What is expected ->
Throughout the listing below, show every line in which "self" occurs.
+++
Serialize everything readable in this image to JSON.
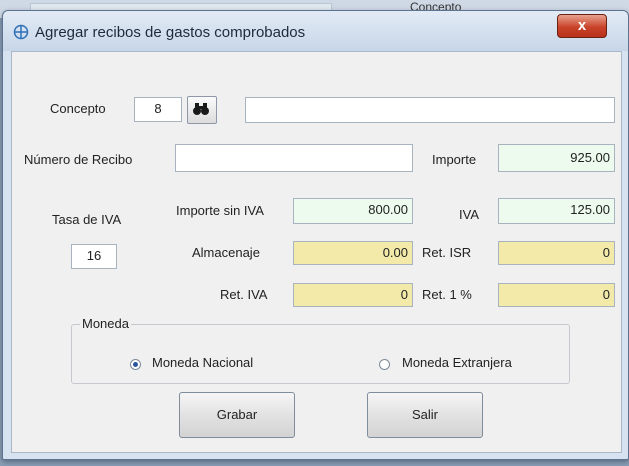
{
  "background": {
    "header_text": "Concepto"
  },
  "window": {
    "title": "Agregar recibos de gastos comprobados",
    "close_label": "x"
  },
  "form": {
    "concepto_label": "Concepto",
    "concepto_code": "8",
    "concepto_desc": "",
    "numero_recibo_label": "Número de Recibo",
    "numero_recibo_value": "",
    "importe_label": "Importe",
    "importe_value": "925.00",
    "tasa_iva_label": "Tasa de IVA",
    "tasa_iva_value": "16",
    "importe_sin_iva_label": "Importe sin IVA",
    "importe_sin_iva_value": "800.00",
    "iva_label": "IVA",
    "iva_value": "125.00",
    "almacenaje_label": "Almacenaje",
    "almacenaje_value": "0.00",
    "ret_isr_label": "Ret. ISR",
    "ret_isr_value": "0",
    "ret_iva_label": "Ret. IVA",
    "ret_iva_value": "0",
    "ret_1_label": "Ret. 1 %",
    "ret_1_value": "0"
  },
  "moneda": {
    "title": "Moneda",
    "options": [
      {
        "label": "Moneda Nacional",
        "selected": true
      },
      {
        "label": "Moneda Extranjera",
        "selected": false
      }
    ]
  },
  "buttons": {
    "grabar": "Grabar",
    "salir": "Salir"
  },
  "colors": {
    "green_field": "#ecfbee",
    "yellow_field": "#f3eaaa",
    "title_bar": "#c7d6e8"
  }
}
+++
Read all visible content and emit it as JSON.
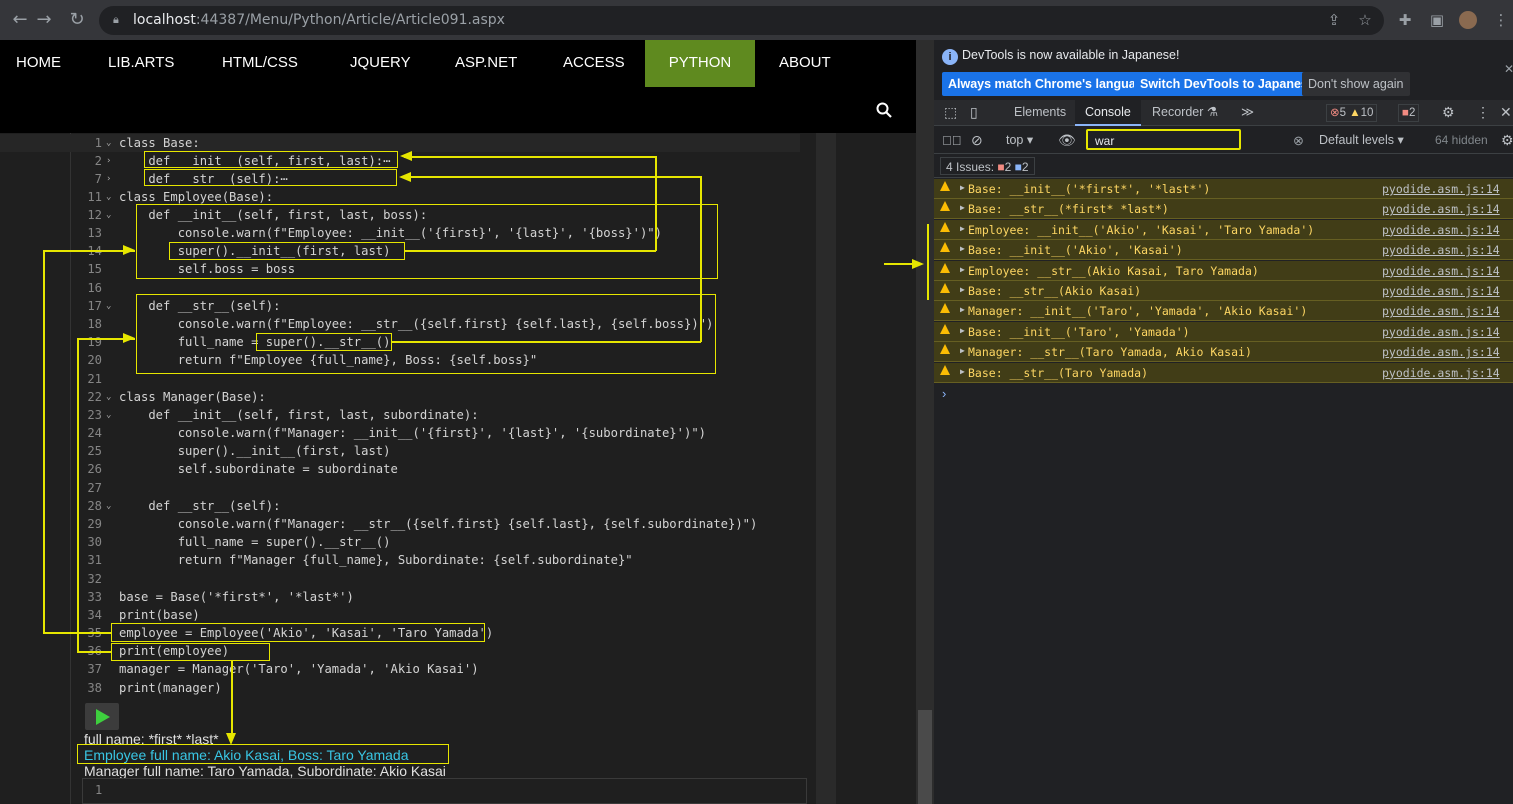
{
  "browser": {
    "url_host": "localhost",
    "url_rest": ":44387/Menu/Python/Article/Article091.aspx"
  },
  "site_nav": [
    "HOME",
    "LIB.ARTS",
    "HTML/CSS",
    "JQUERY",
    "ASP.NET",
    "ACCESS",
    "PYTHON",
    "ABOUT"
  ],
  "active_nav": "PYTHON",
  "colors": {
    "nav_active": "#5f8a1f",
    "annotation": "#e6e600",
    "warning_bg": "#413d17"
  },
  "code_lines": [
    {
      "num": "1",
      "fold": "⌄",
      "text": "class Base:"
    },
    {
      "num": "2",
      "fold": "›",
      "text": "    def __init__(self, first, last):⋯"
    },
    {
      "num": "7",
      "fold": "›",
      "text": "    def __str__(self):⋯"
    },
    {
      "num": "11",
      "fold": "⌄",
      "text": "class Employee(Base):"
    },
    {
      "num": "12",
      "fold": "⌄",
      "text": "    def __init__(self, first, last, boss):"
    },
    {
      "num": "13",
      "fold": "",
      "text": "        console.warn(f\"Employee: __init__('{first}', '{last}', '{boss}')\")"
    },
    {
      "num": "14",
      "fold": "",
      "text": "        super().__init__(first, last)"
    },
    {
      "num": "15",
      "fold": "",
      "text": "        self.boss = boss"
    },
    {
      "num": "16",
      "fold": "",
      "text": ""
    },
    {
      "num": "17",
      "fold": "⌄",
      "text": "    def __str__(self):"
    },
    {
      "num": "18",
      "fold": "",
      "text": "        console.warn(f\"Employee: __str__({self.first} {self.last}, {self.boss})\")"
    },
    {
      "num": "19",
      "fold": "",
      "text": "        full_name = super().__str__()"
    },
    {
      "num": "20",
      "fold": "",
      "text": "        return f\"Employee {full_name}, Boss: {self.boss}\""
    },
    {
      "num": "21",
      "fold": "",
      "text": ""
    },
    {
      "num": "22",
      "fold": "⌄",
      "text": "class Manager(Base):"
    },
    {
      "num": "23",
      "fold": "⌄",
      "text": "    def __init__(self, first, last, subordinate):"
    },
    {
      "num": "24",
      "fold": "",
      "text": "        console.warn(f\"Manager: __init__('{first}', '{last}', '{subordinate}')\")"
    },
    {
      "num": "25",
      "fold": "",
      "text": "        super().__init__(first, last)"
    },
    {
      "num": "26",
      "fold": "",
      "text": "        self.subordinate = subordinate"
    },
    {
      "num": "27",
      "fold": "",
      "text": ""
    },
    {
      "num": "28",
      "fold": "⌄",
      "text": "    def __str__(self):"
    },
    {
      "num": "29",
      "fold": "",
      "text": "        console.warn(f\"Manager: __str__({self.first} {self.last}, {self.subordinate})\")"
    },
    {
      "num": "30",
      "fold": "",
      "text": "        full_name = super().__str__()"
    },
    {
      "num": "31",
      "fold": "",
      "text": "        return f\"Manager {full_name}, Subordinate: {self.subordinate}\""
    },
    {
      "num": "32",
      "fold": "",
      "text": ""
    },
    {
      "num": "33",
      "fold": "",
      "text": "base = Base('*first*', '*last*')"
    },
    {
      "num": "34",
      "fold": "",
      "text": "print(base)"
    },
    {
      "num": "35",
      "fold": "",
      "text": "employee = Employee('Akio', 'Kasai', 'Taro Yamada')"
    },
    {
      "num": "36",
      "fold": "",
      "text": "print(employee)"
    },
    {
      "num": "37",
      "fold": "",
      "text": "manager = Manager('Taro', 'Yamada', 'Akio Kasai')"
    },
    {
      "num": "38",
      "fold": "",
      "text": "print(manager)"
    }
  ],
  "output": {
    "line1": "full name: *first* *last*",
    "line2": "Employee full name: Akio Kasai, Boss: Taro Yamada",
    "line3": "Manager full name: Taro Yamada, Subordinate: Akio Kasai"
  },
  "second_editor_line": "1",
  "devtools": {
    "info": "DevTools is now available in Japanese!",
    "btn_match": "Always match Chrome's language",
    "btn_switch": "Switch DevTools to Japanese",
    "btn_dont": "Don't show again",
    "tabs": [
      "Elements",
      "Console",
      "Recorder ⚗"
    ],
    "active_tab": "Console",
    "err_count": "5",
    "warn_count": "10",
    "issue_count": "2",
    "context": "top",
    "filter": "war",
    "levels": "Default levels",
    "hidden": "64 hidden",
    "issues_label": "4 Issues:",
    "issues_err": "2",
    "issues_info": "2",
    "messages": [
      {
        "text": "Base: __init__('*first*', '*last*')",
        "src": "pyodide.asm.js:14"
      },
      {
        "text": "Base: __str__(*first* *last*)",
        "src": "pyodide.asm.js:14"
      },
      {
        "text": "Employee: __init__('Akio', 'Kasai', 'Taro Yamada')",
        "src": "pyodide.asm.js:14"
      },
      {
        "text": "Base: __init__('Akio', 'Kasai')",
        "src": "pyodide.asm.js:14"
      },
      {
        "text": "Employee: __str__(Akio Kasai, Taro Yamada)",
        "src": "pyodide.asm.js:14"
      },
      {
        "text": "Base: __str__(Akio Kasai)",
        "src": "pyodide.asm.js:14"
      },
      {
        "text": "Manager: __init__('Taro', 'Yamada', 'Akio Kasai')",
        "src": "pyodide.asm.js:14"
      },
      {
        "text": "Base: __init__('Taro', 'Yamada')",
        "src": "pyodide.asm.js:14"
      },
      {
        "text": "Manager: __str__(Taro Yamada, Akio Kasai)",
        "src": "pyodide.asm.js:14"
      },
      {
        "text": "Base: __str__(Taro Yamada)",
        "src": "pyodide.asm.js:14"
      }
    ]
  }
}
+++
Response for this exercise ->
      "text": "    def __init__(self, first, last):⋯"
      "text": "    def __str__(self):⋯"
      "text": "    def __init__(self, first, last, boss):"
      "text": "        self.boss = boss"
      "text": "    def __str__(self):"
      "text": "        console.warn(f\"Employee: __str__({self.first} {self.last}, {self.boss})\")"
      "text": "        return f\"Employee {full_name}, Boss: {self.boss}\""
      "text": "    def __init__(self, first, last, subordinate):"
      "text": "        self.subordinate = subordinate"
      "text": "    def __str__(self):"
      "text": "        console.warn(f\"Manager: __str__({self.first} {self.last}, {self.subordinate})\")"
      "text": "        return f\"Manager {full_name}, Subordinate: {self.subordinate}\""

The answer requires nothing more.